### Work item
Precise copying is required. Return the data below in full.

Component data from apps and pages:
--
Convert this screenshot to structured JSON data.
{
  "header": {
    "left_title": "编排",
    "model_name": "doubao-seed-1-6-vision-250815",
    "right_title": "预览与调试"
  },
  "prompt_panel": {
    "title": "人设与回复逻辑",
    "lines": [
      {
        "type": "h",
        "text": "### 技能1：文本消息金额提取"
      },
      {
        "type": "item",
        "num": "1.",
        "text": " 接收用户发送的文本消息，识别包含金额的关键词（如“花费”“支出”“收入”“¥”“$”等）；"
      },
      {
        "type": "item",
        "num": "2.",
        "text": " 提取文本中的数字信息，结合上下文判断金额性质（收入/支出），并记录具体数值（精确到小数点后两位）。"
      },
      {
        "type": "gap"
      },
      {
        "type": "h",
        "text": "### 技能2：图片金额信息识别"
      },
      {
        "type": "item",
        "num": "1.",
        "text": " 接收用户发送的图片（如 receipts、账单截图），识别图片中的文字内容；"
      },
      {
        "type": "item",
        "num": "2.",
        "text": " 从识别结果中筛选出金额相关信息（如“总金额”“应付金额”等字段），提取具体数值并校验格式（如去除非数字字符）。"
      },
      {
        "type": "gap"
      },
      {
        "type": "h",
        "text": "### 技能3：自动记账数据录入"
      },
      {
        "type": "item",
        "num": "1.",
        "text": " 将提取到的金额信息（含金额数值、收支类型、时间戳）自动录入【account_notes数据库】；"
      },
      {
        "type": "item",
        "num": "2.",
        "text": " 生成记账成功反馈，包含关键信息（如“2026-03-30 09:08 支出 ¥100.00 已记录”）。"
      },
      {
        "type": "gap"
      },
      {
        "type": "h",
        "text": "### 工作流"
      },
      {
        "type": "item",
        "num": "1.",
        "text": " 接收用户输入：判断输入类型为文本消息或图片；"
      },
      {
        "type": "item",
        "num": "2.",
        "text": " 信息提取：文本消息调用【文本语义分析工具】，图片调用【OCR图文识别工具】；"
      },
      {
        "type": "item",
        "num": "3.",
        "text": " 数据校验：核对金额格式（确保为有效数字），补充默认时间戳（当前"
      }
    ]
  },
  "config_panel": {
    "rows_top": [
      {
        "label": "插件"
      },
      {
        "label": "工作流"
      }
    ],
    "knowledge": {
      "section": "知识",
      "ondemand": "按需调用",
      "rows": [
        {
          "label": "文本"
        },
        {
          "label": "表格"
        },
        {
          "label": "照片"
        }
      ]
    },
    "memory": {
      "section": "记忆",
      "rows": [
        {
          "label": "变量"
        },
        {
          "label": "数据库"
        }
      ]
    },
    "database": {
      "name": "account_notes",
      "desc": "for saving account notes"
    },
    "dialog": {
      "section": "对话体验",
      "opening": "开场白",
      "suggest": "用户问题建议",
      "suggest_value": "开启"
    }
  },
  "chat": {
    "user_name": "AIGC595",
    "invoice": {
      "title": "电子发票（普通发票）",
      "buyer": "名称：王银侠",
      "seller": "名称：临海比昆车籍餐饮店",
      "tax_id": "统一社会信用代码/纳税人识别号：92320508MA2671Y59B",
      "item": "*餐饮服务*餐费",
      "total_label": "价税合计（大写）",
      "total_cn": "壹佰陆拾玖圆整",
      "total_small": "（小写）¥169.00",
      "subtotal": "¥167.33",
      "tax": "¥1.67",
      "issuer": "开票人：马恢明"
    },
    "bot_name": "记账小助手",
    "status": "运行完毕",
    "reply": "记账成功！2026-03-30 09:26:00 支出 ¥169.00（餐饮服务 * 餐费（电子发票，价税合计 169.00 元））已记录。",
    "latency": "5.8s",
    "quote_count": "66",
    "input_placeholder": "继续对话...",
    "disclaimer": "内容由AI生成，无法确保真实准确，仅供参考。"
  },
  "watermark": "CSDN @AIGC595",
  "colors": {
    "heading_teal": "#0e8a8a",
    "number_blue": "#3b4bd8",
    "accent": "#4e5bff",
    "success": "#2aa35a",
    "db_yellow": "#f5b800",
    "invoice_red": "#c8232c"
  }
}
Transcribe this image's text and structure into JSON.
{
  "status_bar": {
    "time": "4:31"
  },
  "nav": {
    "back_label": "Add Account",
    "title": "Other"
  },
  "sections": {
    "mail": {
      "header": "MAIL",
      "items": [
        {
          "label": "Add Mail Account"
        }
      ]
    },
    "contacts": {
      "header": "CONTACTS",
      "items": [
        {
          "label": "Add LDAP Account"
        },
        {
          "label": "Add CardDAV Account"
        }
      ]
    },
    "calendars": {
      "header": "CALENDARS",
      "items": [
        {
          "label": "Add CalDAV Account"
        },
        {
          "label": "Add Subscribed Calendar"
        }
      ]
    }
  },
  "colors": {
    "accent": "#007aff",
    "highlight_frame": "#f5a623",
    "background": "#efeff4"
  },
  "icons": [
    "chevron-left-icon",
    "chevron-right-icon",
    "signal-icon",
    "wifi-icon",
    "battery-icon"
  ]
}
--
### Answer box
Convert this screenshot to structured JSON data.
{
  "header": {
    "left_title": "编排",
    "model_name": "doubao-seed-1-6-vision-250815",
    "right_title": "预览与调试"
  },
  "prompt_panel": {
    "title": "人设与回复逻辑",
    "lines": [
      {
        "type": "h",
        "text": "### 技能1：文本消息金额提取"
      },
      {
        "type": "item",
        "num": "1.",
        "text": " 接收用户发送的文本消息，识别包含金额的关键词（如“花费”“支出”“收入”“¥”“$”等）；"
      },
      {
        "type": "item",
        "num": "2.",
        "text": " 提取文本中的数字信息，结合上下文判断金额性质（收入/支出），并记录具体数值（精确到小数点后两位）。"
      },
      {
        "type": "gap"
      },
      {
        "type": "h",
        "text": "### 技能2：图片金额信息识别"
      },
      {
        "type": "item",
        "num": "1.",
        "text": " 接收用户发送的图片（如 receipts、账单截图），识别图片中的文字内容；"
      },
      {
        "type": "item",
        "num": "2.",
        "text": " 从识别结果中筛选出金额相关信息（如“总金额”“应付金额”等字段），提取具体数值并校验格式（如去除非数字字符）。"
      },
      {
        "type": "gap"
      },
      {
        "type": "h",
        "text": "### 技能3：自动记账数据录入"
      },
      {
        "type": "item",
        "num": "1.",
        "text": " 将提取到的金额信息（含金额数值、收支类型、时间戳）自动录入【account_notes数据库】；"
      },
      {
        "type": "item",
        "num": "2.",
        "text": " 生成记账成功反馈，包含关键信息（如“2026-03-30 09:08 支出 ¥100.00 已记录”）。"
      },
      {
        "type": "gap"
      },
      {
        "type": "h",
        "text": "### 工作流"
      },
      {
        "type": "item",
        "num": "1.",
        "text": " 接收用户输入：判断输入类型为文本消息或图片；"
      },
      {
        "type": "item",
        "num": "2.",
        "text": " 信息提取：文本消息调用【文本语义分析工具】，图片调用【OCR图文识别工具】；"
      },
      {
        "type": "item",
        "num": "3.",
        "text": " 数据校验：核对金额格式（确保为有效数字），补充默认时间戳（当前"
      }
    ]
  },
  "config_panel": {
    "rows_top": [
      {
        "label": "插件"
      },
      {
        "label": "工作流"
      }
    ],
    "knowledge": {
      "section": "知识",
      "ondemand": "按需调用",
      "rows": [
        {
          "label": "文本"
        },
        {
          "label": "表格"
        },
        {
          "label": "照片"
        }
      ]
    },
    "memory": {
      "section": "记忆",
      "rows": [
        {
          "label": "变量"
        },
        {
          "label": "数据库"
        }
      ]
    },
    "database": {
      "name": "account_notes",
      "desc": "for saving account notes"
    },
    "dialog": {
      "section": "对话体验",
      "opening": "开场白",
      "suggest": "用户问题建议",
      "suggest_value": "开启"
    }
  },
  "chat": {
    "user_name": "AIGC595",
    "invoice": {
      "title": "电子发票（普通发票）",
      "buyer": "名称：王银侠",
      "seller": "名称：临海比昆车籍餐饮店",
      "tax_id": "统一社会信用代码/纳税人识别号：92320508MA2671Y59B",
      "item": "*餐饮服务*餐费",
      "total_label": "价税合计（大写）",
      "total_cn": "壹佰陆拾玖圆整",
      "total_small": "（小写）¥169.00",
      "subtotal": "¥167.33",
      "tax": "¥1.67",
      "issuer": "开票人：马恢明"
    },
    "bot_name": "记账小助手",
    "status": "运行完毕",
    "reply": "记账成功！2026-03-30 09:26:00 支出 ¥169.00（餐饮服务 * 餐费（电子发票，价税合计 169.00 元））已记录。",
    "latency": "5.8s",
    "quote_count": "66",
    "input_placeholder": "继续对话...",
    "disclaimer": "内容由AI生成，无法确保真实准确，仅供参考。"
  },
  "watermark": "CSDN @AIGC595",
  "colors": {
    "heading_teal": "#0e8a8a",
    "number_blue": "#3b4bd8",
    "accent": "#4e5bff",
    "success": "#2aa35a",
    "db_yellow": "#f5b800",
    "invoice_red": "#c8232c"
  }
}
Transcribe this image's text and structure into JSON.
{
  "status_bar": {
    "time": "4:31"
  },
  "nav": {
    "back_label": "Add Account",
    "title": "Other"
  },
  "sections": {
    "mail": {
      "header": "MAIL",
      "items": [
        {
          "label": "Add Mail Account"
        }
      ]
    },
    "contacts": {
      "header": "CONTACTS",
      "items": [
        {
          "label": "Add LDAP Account"
        },
        {
          "label": "Add CardDAV Account"
        }
      ]
    },
    "calendars": {
      "header": "CALENDARS",
      "items": [
        {
          "label": "Add CalDAV Account"
        },
        {
          "label": "Add Subscribed Calendar"
        }
      ]
    }
  },
  "colors": {
    "accent": "#007aff",
    "highlight_frame": "#f5a623",
    "background": "#efeff4"
  },
  "icons": [
    "chevron-left-icon",
    "chevron-right-icon",
    "signal-icon",
    "wifi-icon",
    "battery-icon"
  ]
}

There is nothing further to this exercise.